» **EXERCISE PROMPT**: All entries must come back exactly as given, with no pictures in the copy.

» **Entries from a dataset of interfaces**:
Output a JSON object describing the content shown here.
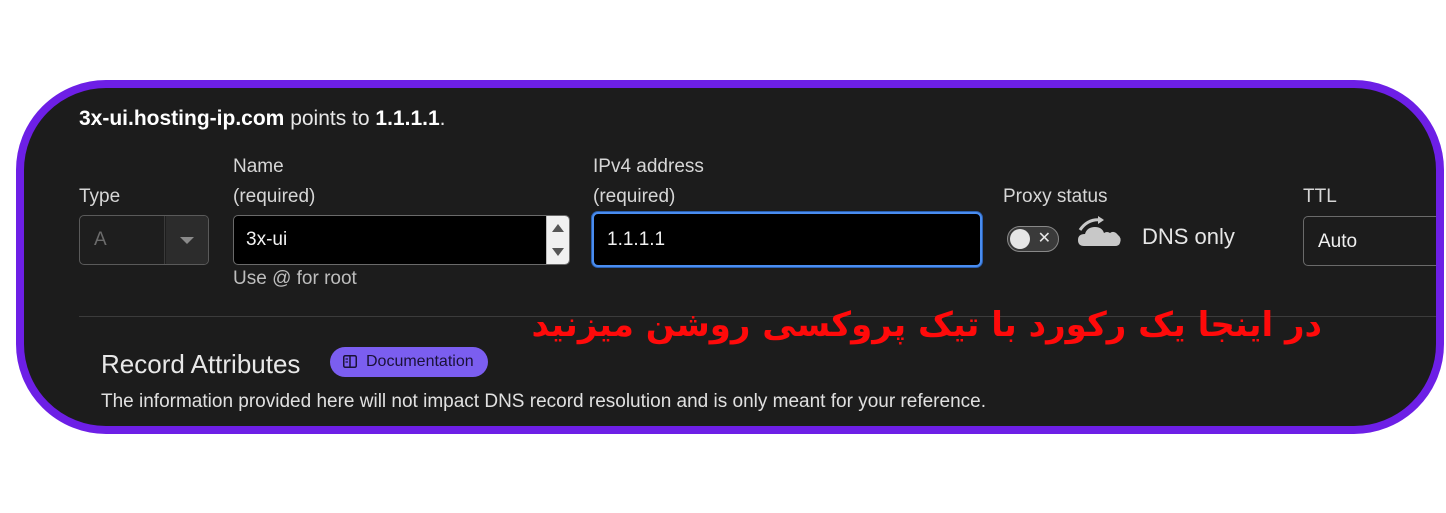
{
  "header": {
    "hostname": "3x-ui.hosting-ip.com",
    "points_to_text": "points to",
    "ip": "1.1.1.1",
    "period": "."
  },
  "form": {
    "type": {
      "label": "Type",
      "value": "A"
    },
    "name": {
      "label": "Name",
      "required": "(required)",
      "value": "3x-ui",
      "hint": "Use @ for root"
    },
    "ipv4": {
      "label": "IPv4 address",
      "required": "(required)",
      "value": "1.1.1.1"
    },
    "proxy": {
      "label": "Proxy status",
      "state_text": "DNS only",
      "enabled": false,
      "toggle_icon": "x-icon",
      "cloud_icon": "cloud-dns-only-icon"
    },
    "ttl": {
      "label": "TTL",
      "value": "Auto"
    }
  },
  "annotation": {
    "text": "در اینجا یک رکورد با تیک پروکسی روشن میزنید",
    "color": "#ff0a0a"
  },
  "record_attributes": {
    "title": "Record Attributes",
    "doc_badge": "Documentation",
    "description": "The information provided here will not impact DNS record resolution and is only meant for your reference."
  },
  "colors": {
    "frame": "#6d1fe6",
    "panel_bg": "#1c1c1c",
    "focus_border": "#4a8df0",
    "badge": "#7b5ef0"
  }
}
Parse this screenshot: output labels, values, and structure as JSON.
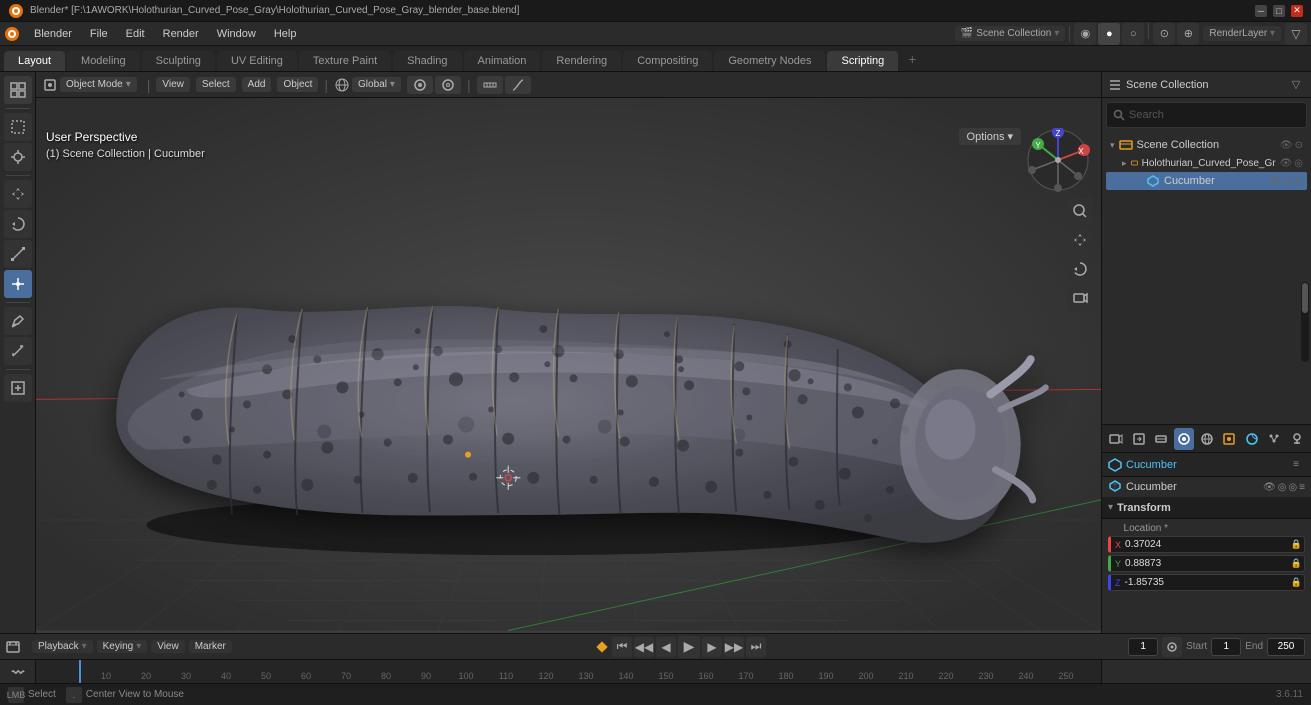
{
  "window": {
    "title": "Blender* [F:\\1AWORK\\Holothurian_Curved_Pose_Gray\\Holothurian_Curved_Pose_Gray_blender_base.blend]",
    "controls": [
      "minimize",
      "maximize",
      "close"
    ]
  },
  "menu": {
    "items": [
      "Blender",
      "File",
      "Edit",
      "Render",
      "Window",
      "Help"
    ]
  },
  "workspace_tabs": {
    "tabs": [
      "Layout",
      "Modeling",
      "Sculpting",
      "UV Editing",
      "Texture Paint",
      "Shading",
      "Animation",
      "Rendering",
      "Compositing",
      "Geometry Nodes",
      "Scripting"
    ],
    "active": "Layout",
    "add_label": "+"
  },
  "viewport": {
    "mode_label": "Object Mode",
    "transform_label": "Global",
    "info_line1": "User Perspective",
    "info_line2": "(1) Scene Collection | Cucumber",
    "options_label": "Options",
    "options_arrow": "▾"
  },
  "viewport_header": {
    "mode_btn": "Object Mode",
    "mode_arrow": "▾",
    "view_btn": "View",
    "select_btn": "Select",
    "add_btn": "Add",
    "object_btn": "Object",
    "transform_btn": "Global",
    "transform_arrow": "▾",
    "snap_btn": "⊙",
    "proportional_btn": "○"
  },
  "left_tools": {
    "tools": [
      {
        "name": "select-box",
        "icon": "⬚",
        "active": false
      },
      {
        "name": "cursor",
        "icon": "+",
        "active": false
      },
      {
        "name": "move",
        "icon": "✛",
        "active": false
      },
      {
        "name": "rotate",
        "icon": "↻",
        "active": false
      },
      {
        "name": "scale",
        "icon": "⤢",
        "active": false
      },
      {
        "name": "transform",
        "icon": "⊞",
        "active": true
      },
      {
        "name": "sep1",
        "type": "separator"
      },
      {
        "name": "annotate",
        "icon": "✏",
        "active": false
      },
      {
        "name": "measure",
        "icon": "📐",
        "active": false
      },
      {
        "name": "sep2",
        "type": "separator"
      },
      {
        "name": "add-cube",
        "icon": "⬜",
        "active": false
      }
    ]
  },
  "nav_gizmo": {
    "x_label": "X",
    "y_label": "Y",
    "z_label": "Z",
    "x_color": "#e44",
    "y_color": "#4a4",
    "z_color": "#44e",
    "dot_color": "#aaa"
  },
  "outliner": {
    "title": "Scene Collection",
    "search_placeholder": "Search",
    "items": [
      {
        "id": "scene-collection",
        "label": "Scene Collection",
        "icon": "🎬",
        "level": 0,
        "expanded": true,
        "type": "scene"
      },
      {
        "id": "holothurian",
        "label": "Holothurian_Curved_Pose_Gr",
        "icon": "▸",
        "level": 1,
        "type": "collection"
      },
      {
        "id": "cucumber",
        "label": "Cucumber",
        "icon": "🔺",
        "level": 2,
        "type": "mesh",
        "selected": true
      }
    ]
  },
  "properties_toolbar": {
    "icons": [
      "scene",
      "world",
      "object",
      "modifier",
      "particles",
      "physics",
      "constraints",
      "object-data",
      "material",
      "texture"
    ],
    "active": "object"
  },
  "properties": {
    "selected_object": "Cucumber",
    "object_name": "Cucumber",
    "section_transform": "Transform",
    "location": {
      "label": "Location *",
      "x_label": "X",
      "y_label": "Y",
      "z_label": "Z",
      "x_value": "0.37024",
      "y_value": "0.88873",
      "z_value": "-1.85735"
    }
  },
  "timeline": {
    "playback_label": "Playback",
    "playback_arrow": "▾",
    "keying_label": "Keying",
    "keying_arrow": "▾",
    "view_label": "View",
    "marker_label": "Marker",
    "frame_current": "1",
    "frame_start_label": "Start",
    "frame_start": "1",
    "frame_end_label": "End",
    "frame_end": "250",
    "play_btn": "▶",
    "skip_start_btn": "⏮",
    "prev_key_btn": "⏪",
    "prev_frame_btn": "◀",
    "next_frame_btn": "▶",
    "next_key_btn": "⏩",
    "skip_end_btn": "⏭",
    "frame_marks": [
      "",
      "10",
      "20",
      "30",
      "40",
      "50",
      "60",
      "70",
      "80",
      "90",
      "100",
      "110",
      "120",
      "130",
      "140",
      "150",
      "160",
      "170",
      "180",
      "190",
      "200",
      "210",
      "220",
      "230",
      "240",
      "250"
    ]
  },
  "status_bar": {
    "select_label": "Select",
    "center_label": "Center View to Mouse",
    "version": "3.6.11"
  },
  "colors": {
    "bg_dark": "#1a1a1a",
    "bg_mid": "#2b2b2b",
    "bg_light": "#3a3a3a",
    "accent_blue": "#4a6f9f",
    "accent_orange": "#e8a020",
    "x_axis": "#e44444",
    "y_axis": "#44aa44",
    "z_axis": "#4444ee",
    "viewport_bg": "#3d3d3d"
  }
}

» **EXERCISE RESULT**:
Output a JSON object describing the content shown here.
{
  "header": {
    "hostname": "3x-ui.hosting-ip.com",
    "points_to_text": "points to",
    "ip": "1.1.1.1",
    "period": "."
  },
  "form": {
    "type": {
      "label": "Type",
      "value": "A"
    },
    "name": {
      "label": "Name",
      "required": "(required)",
      "value": "3x-ui",
      "hint": "Use @ for root"
    },
    "ipv4": {
      "label": "IPv4 address",
      "required": "(required)",
      "value": "1.1.1.1"
    },
    "proxy": {
      "label": "Proxy status",
      "state_text": "DNS only",
      "enabled": false,
      "toggle_icon": "x-icon",
      "cloud_icon": "cloud-dns-only-icon"
    },
    "ttl": {
      "label": "TTL",
      "value": "Auto"
    }
  },
  "annotation": {
    "text": "در اینجا یک رکورد با تیک پروکسی روشن میزنید",
    "color": "#ff0a0a"
  },
  "record_attributes": {
    "title": "Record Attributes",
    "doc_badge": "Documentation",
    "description": "The information provided here will not impact DNS record resolution and is only meant for your reference."
  },
  "colors": {
    "frame": "#6d1fe6",
    "panel_bg": "#1c1c1c",
    "focus_border": "#4a8df0",
    "badge": "#7b5ef0"
  }
}
Parse this screenshot: output labels, values, and structure as JSON.
{
  "window": {
    "title": "Blender* [F:\\1AWORK\\Holothurian_Curved_Pose_Gray\\Holothurian_Curved_Pose_Gray_blender_base.blend]",
    "controls": [
      "minimize",
      "maximize",
      "close"
    ]
  },
  "menu": {
    "items": [
      "Blender",
      "File",
      "Edit",
      "Render",
      "Window",
      "Help"
    ]
  },
  "workspace_tabs": {
    "tabs": [
      "Layout",
      "Modeling",
      "Sculpting",
      "UV Editing",
      "Texture Paint",
      "Shading",
      "Animation",
      "Rendering",
      "Compositing",
      "Geometry Nodes",
      "Scripting"
    ],
    "active": "Layout",
    "add_label": "+"
  },
  "viewport": {
    "mode_label": "Object Mode",
    "transform_label": "Global",
    "info_line1": "User Perspective",
    "info_line2": "(1) Scene Collection | Cucumber",
    "options_label": "Options",
    "options_arrow": "▾"
  },
  "viewport_header": {
    "mode_btn": "Object Mode",
    "mode_arrow": "▾",
    "view_btn": "View",
    "select_btn": "Select",
    "add_btn": "Add",
    "object_btn": "Object",
    "transform_btn": "Global",
    "transform_arrow": "▾",
    "snap_btn": "⊙",
    "proportional_btn": "○"
  },
  "left_tools": {
    "tools": [
      {
        "name": "select-box",
        "icon": "⬚",
        "active": false
      },
      {
        "name": "cursor",
        "icon": "+",
        "active": false
      },
      {
        "name": "move",
        "icon": "✛",
        "active": false
      },
      {
        "name": "rotate",
        "icon": "↻",
        "active": false
      },
      {
        "name": "scale",
        "icon": "⤢",
        "active": false
      },
      {
        "name": "transform",
        "icon": "⊞",
        "active": true
      },
      {
        "name": "sep1",
        "type": "separator"
      },
      {
        "name": "annotate",
        "icon": "✏",
        "active": false
      },
      {
        "name": "measure",
        "icon": "📐",
        "active": false
      },
      {
        "name": "sep2",
        "type": "separator"
      },
      {
        "name": "add-cube",
        "icon": "⬜",
        "active": false
      }
    ]
  },
  "nav_gizmo": {
    "x_label": "X",
    "y_label": "Y",
    "z_label": "Z",
    "x_color": "#e44",
    "y_color": "#4a4",
    "z_color": "#44e",
    "dot_color": "#aaa"
  },
  "outliner": {
    "title": "Scene Collection",
    "search_placeholder": "Search",
    "items": [
      {
        "id": "scene-collection",
        "label": "Scene Collection",
        "icon": "🎬",
        "level": 0,
        "expanded": true,
        "type": "scene"
      },
      {
        "id": "holothurian",
        "label": "Holothurian_Curved_Pose_Gr",
        "icon": "▸",
        "level": 1,
        "type": "collection"
      },
      {
        "id": "cucumber",
        "label": "Cucumber",
        "icon": "🔺",
        "level": 2,
        "type": "mesh",
        "selected": true
      }
    ]
  },
  "properties_toolbar": {
    "icons": [
      "scene",
      "world",
      "object",
      "modifier",
      "particles",
      "physics",
      "constraints",
      "object-data",
      "material",
      "texture"
    ],
    "active": "object"
  },
  "properties": {
    "selected_object": "Cucumber",
    "object_name": "Cucumber",
    "section_transform": "Transform",
    "location": {
      "label": "Location *",
      "x_label": "X",
      "y_label": "Y",
      "z_label": "Z",
      "x_value": "0.37024",
      "y_value": "0.88873",
      "z_value": "-1.85735"
    }
  },
  "timeline": {
    "playback_label": "Playback",
    "playback_arrow": "▾",
    "keying_label": "Keying",
    "keying_arrow": "▾",
    "view_label": "View",
    "marker_label": "Marker",
    "frame_current": "1",
    "frame_start_label": "Start",
    "frame_start": "1",
    "frame_end_label": "End",
    "frame_end": "250",
    "play_btn": "▶",
    "skip_start_btn": "⏮",
    "prev_key_btn": "⏪",
    "prev_frame_btn": "◀",
    "next_frame_btn": "▶",
    "next_key_btn": "⏩",
    "skip_end_btn": "⏭",
    "frame_marks": [
      "",
      "10",
      "20",
      "30",
      "40",
      "50",
      "60",
      "70",
      "80",
      "90",
      "100",
      "110",
      "120",
      "130",
      "140",
      "150",
      "160",
      "170",
      "180",
      "190",
      "200",
      "210",
      "220",
      "230",
      "240",
      "250"
    ]
  },
  "status_bar": {
    "select_label": "Select",
    "center_label": "Center View to Mouse",
    "version": "3.6.11"
  },
  "colors": {
    "bg_dark": "#1a1a1a",
    "bg_mid": "#2b2b2b",
    "bg_light": "#3a3a3a",
    "accent_blue": "#4a6f9f",
    "accent_orange": "#e8a020",
    "x_axis": "#e44444",
    "y_axis": "#44aa44",
    "z_axis": "#4444ee",
    "viewport_bg": "#3d3d3d"
  }
}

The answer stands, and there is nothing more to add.